profile alternatives will be carried forward for further analysis in the EIS
2. Seattle Budget
Megan Hoyt passed out materials showing proposed 2002-2007 budget (Capital
Improvement Program) figures for projects and programs that relate to
pedestrians. The overall City budget includes cutbacks in most departments.
Megan suggested that in light of the overall budget situation, programs that
fund pedestrian facilities probably fared pretty well.
The biggest change as it relates to pedestrian concerns is the proposal to
zero out the Neighborhood Street Fund, starting in year 2003. This fund is a
key way that Neighborhood Plan improvements are implemented.
The City funds pedestrian programs and improvements through several budget
items. The materials handed out show increases in funds for some of the
programs and decreases in funds for other programs. Some programs that fund

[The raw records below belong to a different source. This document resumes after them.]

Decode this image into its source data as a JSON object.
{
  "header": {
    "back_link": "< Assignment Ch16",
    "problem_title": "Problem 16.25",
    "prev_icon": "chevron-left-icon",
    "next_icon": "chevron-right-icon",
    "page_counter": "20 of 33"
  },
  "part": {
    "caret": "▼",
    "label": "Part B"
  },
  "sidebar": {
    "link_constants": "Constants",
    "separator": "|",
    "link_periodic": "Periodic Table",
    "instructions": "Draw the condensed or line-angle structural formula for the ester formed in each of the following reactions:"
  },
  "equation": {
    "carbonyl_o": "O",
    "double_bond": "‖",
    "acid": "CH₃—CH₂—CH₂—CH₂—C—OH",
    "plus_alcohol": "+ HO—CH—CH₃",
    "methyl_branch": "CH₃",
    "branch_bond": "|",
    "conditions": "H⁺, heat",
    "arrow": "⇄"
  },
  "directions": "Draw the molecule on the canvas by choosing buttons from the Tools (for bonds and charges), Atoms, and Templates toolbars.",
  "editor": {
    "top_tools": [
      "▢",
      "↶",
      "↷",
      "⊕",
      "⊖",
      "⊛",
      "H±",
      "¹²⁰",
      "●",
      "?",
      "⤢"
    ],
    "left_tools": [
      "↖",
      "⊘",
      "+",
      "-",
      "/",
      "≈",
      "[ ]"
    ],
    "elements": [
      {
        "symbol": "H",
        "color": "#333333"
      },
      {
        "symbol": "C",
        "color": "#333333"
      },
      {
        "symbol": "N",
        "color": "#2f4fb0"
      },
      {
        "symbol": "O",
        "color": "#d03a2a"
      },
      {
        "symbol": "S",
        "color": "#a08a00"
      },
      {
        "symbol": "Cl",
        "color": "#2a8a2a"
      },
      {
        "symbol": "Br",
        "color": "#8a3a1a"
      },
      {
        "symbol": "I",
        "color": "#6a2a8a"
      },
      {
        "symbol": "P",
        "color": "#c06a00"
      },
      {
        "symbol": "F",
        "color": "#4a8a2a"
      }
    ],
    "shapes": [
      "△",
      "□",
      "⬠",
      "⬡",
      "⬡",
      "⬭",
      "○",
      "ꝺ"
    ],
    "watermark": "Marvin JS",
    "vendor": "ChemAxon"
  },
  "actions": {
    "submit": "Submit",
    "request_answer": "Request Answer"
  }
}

pedestrian facility maintenance or construction also fund maintenance or
reconstruction of roadways. Board members found it difficult to discern
exactly how the total dollar amounts proposed in the budget documents would
affect pedestrian projects and programs.
Board members expressed the hope that Peter Lagerwey could attend the
November meeting and offer an overview and update on budget issues. Megan
was uncertain whether the deadline for budget comments would fall before the
next Board meeting on November 14.
In order to open the option of forwarding comment to the City Council before
the next meeting, it was suggested that the Board adopt a motion expressing
its concern about the proposed zeroing out of the Neighborhood Street Fund
Board member ______ advanced a motion "The Seattle Pedestrian Advisory Board
is concerned about the proposed zeroing out of the Neighborhood Street Fund
as of 2003." Board member ______ seconded the motion. The motion was passed
on the unanimous vote of members present.
(--My notes on the motion are sketchy. If anyone recorded this information,
please forward it to me. -M.I.)
John Coney noted that there will be public meetings on the proposed Seattle
monorail on October 16, 18 and 20. The meetings will be an opportunity to
learn about proposed routes and station locations. Several members indicated
an interest in attending.
Lester Goldstein mentioned that the National Center for Bicycling and
Walking puts out a biweekly email newsletter. He will forward information to
the Pedestrian Board email list.
4. Progress Report
The Board discussed the proposal to develop a progress report; the report
would be an outline of the Board's actions and activities over the last year
or two. There was general agreement that such a report would be useful.
Lester Goldstein agreed to review minutes of past Board meetings to generate
an initial outline. He will forward this outline to Board members.
5. Topics for Future Meetings
The Board discussed possible topics for future meetings. Suggestions
included inviting speakers on the North Waterfront Access Study and the
Seattle Street Use Permit process. Also suggested was the need to learn more
about the City budget as it relates to pedestrian facilities and programs.
Additional ideas included learning about the crosswalk inventory that the
City is now undertaking and the University Area Transportation Study that is
now in progress.
For the November meeting, it was agreed that we should invite a speaker on
the North Waterfront Access Study, which is now nearing completion. It was
also agreed that the Board should revisit the question of the Seattle Budget
at the November meeting.
The Board agreed that it may be useful to hear about the crosswalk inventory
project at the January meeting and about the Street Use Permit process at
the February meeting.
The meeting was adjourned at 8:05 pm.
Minutes compiled by Michael Ingram.